People can be centred in a particular level, and they may settle in one for any range of reasons, but they can develop and flourish within that level. If someone is not coping at their present level, asking them to shift to another level isn’t likely to be successful – first, give them the coping skills they need at their present level.
If you want change in Helix 2 (individual response) to stick, its essential to ensure that you create the Helix 1 (life conditions) to enable that. Disruption needs to be congruent with where people are. Under certain circumstances (such as too much change, too fast), a person may return to a previous level where life is more familiar.
The Value of Spiral Dynamics
What sets Spiral Dynamics apart from other models which focus on personality traits and types is that it is about psychological evolution and the dynamic interaction between people and culture as represented by the double helix – not ‘what a person is like’, but ‘how a person thinks, in this context, at this level’.
All around us, we see what it’s like when people at different levels of psychological existence, who hear, learn and communicate things differently, need to live or work together, yet as Graves pointed out:
The error which most people make when they think about human values is that they assume the nature of man is fixed and there is a single set of human values by which he should live. Such an assumption does not fit with my research. My data indicate that man’s nature is an open, constantly evolving system, a system which proceeds by quantum jumps from one steady state system to the next through a hierarchy of ordered systems.
In the workplace, in our government institutions, in our communities and homes, what seems like a clash of personalities or values may actually be a clash of levels.
Consider this example from Graves’s work on How People at Different Levels Form Groups:
Graves has tested some of his theories on his students at Union College in New York. In one experiment, he grouped students according to their levels of existence and then gave them various problems to solve.
Students at the D-Q level split up into a number of groups, each with its own leader. Graves likens this to the feudal craft society with elaborate hierarchies within trade guilds.
E-R students had a huge argument which ended when an overall leader emerged.
F-S students worked well with no leader at all.
G-T students would choose a leader who was well-qualified for the task at hand. Later they would drop him for another leader better-suited for the next task.
The percentage of his students in the different categories has shifted dramatically in the past two decades.
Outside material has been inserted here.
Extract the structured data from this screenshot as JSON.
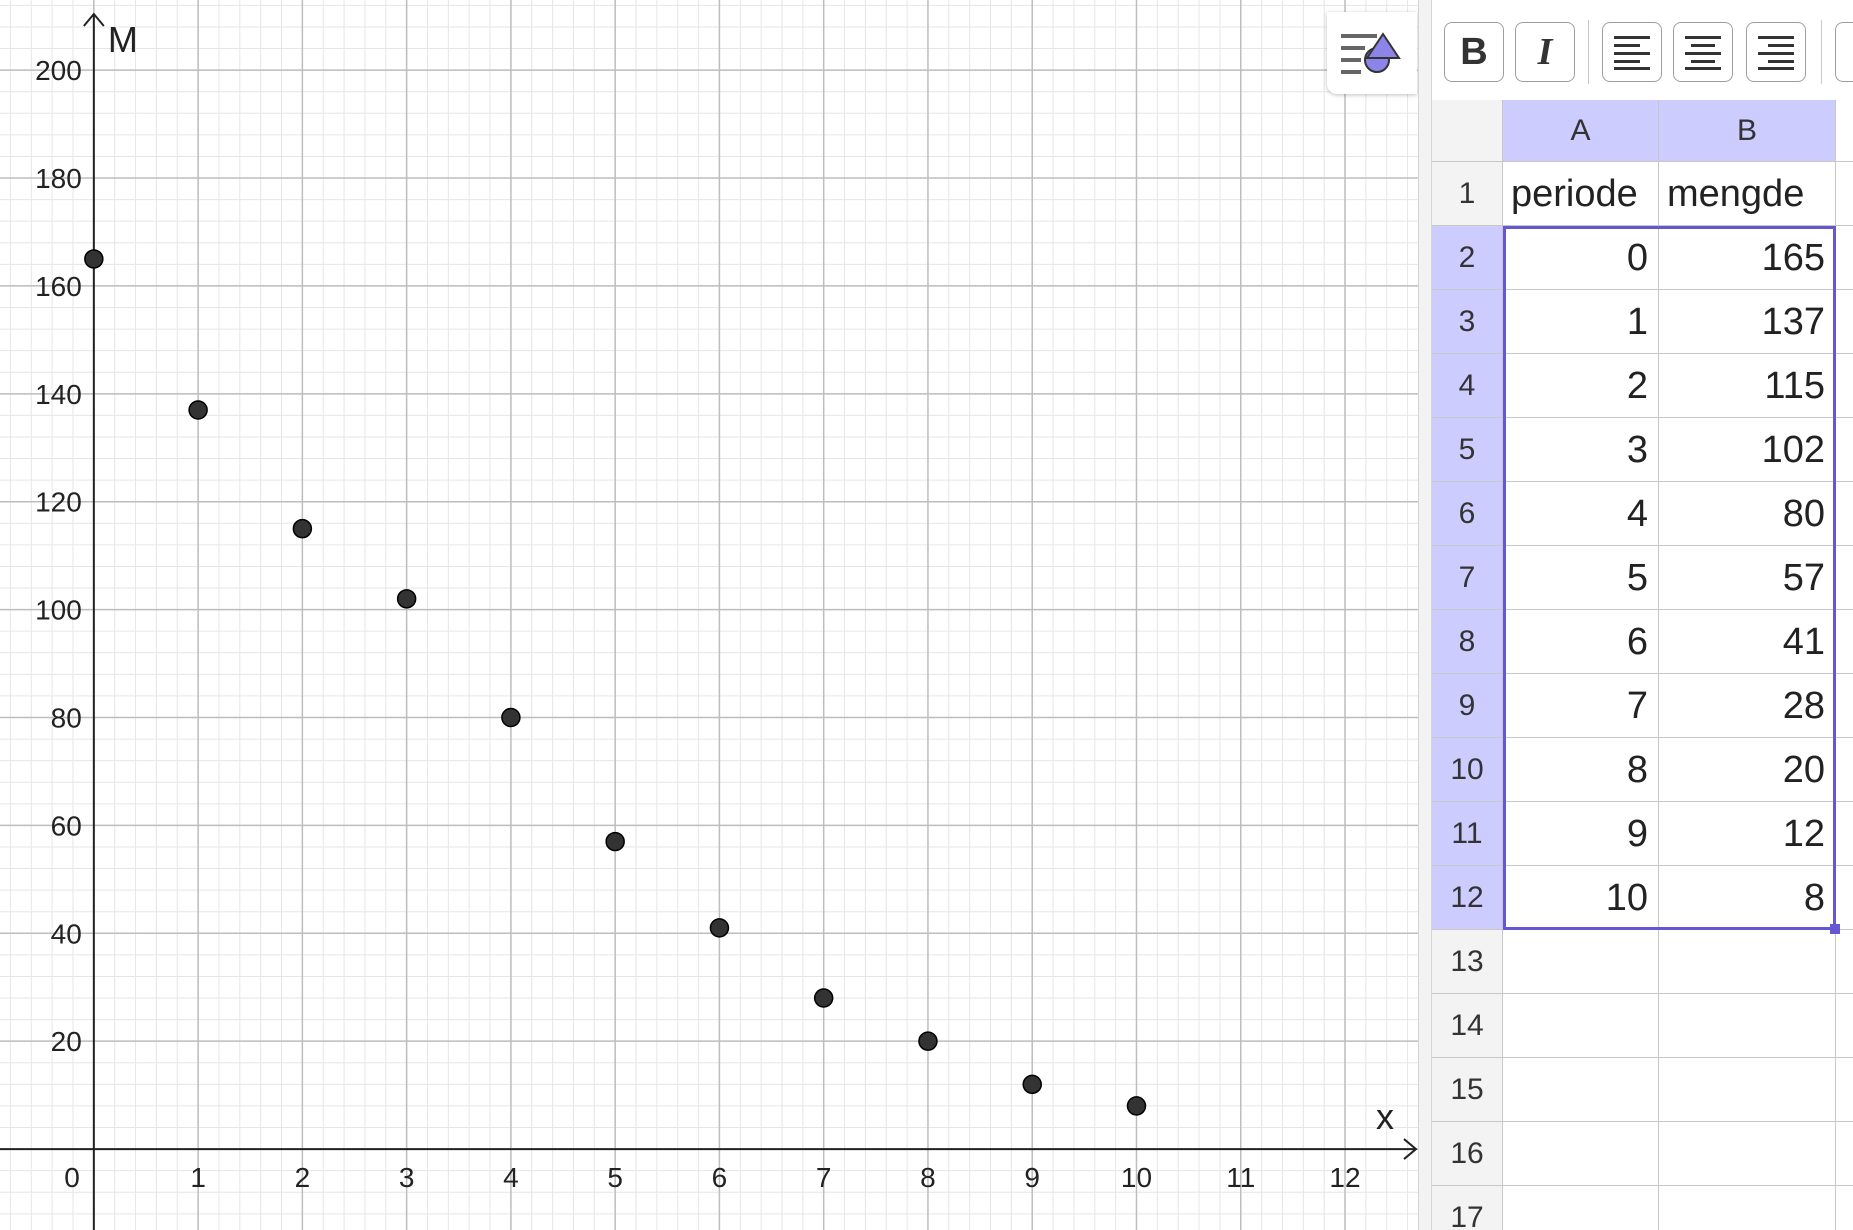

In 1952 Graves found 34% of his students at the D-Q level and 10% at the G-T level. Today the figures have approximately reversed, an indication of the U.S. shift away from the D-Q level.
In the school, community or workplace, those operating in C-P (red) level may be motivated by managing immediate survival problems, D-Q (blue) will do best with rules and processes, and G-T (yellow) will buck a system that does not offer them autonomy and freedom to do things the way they see they could best be done. Most people in the (post) industrialised West are at D-Q (blue), E-R (orange) or F-S (green) levels.
As part of the Spiral Dynamics course, I completed some questionnaires to provide an insight into my current state (there is an ethic associated with how this testing is undertaken, and who receives the results):
- my Change State Indicator, or readiness and acceptance for change (which is not related to Gravesian levels);
- my Values Profile, to determine which levels I have an acceptance for or rejection of, and to what extent; what ‘blind spots’ do I have;
- my Discover Profile, to highlight which levels were most and least like me
It is easy to see the results of such questionnaires and be tempted to ‘spin a story’, which is why it requires a reasonable amount of expertise to interpret what the results mean, and to treat them as indicators of something that may be occurring, not a description of ‘what is’. A respondent’s results may reflect a situation that is occurring in a different context (eg. stresses in home life rather than work life).
Spiral Dynamics invites us to ask: what if we could consciously ‘change filters’ rather than unconsciously viewing the world through our own lens(es)? What if we could identify worldview-related areas of stress, strengths, potential?
What bearing would it have on how an organisation functioned in terms of management, sales/marketing and morale if they knew their project team to be F-S/G-T, their executive centred in E-R and their clients mostly D-Q?
How much of a difference would it make to be able to work with people’s worldviews as they relate to organisational culture or purpose, or a community’s goals instead of trying to ‘motivate’ them on the basis of a worldview they may not hold or even comprehend?
The insights and applications Spiral Dynamics offers could help people to better communicate, work together, manage, be managed and resolve conflict more effectively despite their differences.
Graves, whose model inverted Maslow’s pyramid (which implies an end point), believed humanity’s quest to be an open ended journey rather than a pinnacle to be achieved, which he succinctly captured in this narrative: